·         68% of the respondents said that developing internal skill sets on credit assessment/ evaluation are necessary
 
The point here is all of the above information comes from the deep recess of banks – the great watering hole at which all of India Inc., drinks from. What more information do the authorities need?
 
Finance Minister, Arun Jaitley knows only too well what the issues are. On August 21 this year, he made reference to the all-out efforts launched to correct the current "unacceptable" level of bad loans in state-run banks.
 
“NPAs, which have reached to the present level are unacceptable. They reached this level partly because of indiscretion, partly because of inaction, partly because of challenges in some sectors of the economy, which were evident through the high NPA in these sectors," he said.
 
On today’s meet, Arundhati Bhattacharya, chairperson of the State Bank of India said: “we have suggested to the Government to revive stalled projects and make investment climate more conducive and business friendly. We understand that Government is keen on improving conditions for doing business and making efforts in that direction.”  You can’t expect the head of a state-run bank to say more than that, but how are to do this when banks’ are not able to lend without a proper policy on NPAs or specific business areas?
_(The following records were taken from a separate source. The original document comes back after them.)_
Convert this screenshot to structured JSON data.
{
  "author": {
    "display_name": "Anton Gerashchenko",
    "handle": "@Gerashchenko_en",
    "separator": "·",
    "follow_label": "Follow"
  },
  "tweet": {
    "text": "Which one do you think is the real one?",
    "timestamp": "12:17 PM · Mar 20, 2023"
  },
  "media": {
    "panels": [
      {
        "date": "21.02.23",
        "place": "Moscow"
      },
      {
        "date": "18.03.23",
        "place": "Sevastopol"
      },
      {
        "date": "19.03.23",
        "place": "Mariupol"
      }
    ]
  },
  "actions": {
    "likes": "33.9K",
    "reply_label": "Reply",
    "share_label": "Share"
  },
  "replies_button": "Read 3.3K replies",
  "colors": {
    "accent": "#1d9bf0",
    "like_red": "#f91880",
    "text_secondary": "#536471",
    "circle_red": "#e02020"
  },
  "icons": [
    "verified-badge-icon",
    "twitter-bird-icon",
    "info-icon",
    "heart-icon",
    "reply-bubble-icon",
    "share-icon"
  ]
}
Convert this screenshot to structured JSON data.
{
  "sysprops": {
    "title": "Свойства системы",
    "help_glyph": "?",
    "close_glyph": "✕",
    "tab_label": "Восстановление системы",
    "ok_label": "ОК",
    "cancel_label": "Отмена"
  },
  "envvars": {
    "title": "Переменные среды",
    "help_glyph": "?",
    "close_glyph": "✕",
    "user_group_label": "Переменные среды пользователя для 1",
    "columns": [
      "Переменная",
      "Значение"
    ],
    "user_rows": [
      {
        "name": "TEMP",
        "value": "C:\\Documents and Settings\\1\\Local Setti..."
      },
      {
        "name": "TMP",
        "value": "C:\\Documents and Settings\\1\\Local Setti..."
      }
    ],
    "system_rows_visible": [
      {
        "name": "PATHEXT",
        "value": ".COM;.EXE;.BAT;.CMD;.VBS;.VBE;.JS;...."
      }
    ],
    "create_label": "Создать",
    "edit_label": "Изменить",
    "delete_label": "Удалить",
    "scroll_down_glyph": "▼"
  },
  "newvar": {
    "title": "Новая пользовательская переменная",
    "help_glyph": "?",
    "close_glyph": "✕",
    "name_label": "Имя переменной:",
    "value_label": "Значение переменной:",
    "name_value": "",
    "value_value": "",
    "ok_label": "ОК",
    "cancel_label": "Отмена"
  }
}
As for “lazy banking”, look no further than the Reserve Bank of India (RBI) to know why it is so. Despite Mint Road’s slash of the statutory liquidity ratio (SLR) — the percentage of deposits that banks have to invest in government securities (G-Secs) – over time to 21.3 per cent from 23 per cent, banks continue to hold around 28 per cent (by way of SLR). 
 
In its Annual Report for 2014-15, Mint Road explains the reasons for the excess holding of SLR by banks: “… the buffer providing access to collateralised borrowings from the wholesale funding market and the Reserve Bank. Maintaining excess SLR securities also helped banks to weather the impact of the current slow phase of the economic cycle on their balance sheets and earnings”.
 
Simply put what it means is that banks held excess by way of SLR – that is, they chose to invest higher amounts in G-Secs — as they could pledge them to raise funds from the money markets; and that at a time of dip in bank’s asset quality, such investments stood them in good stead.
 
If anything, banks must be complimented for practicing this art of “lazy banking” (!). It’s better to do so than lend more monies after bad, and then twiddle your thumb in private despair when it does not return home.
 
The pow-wow today between the prime minister and industrialists, bankers and economists make for great optics; and may help sooth frayed nerves – but the remedial has to be done on the ground.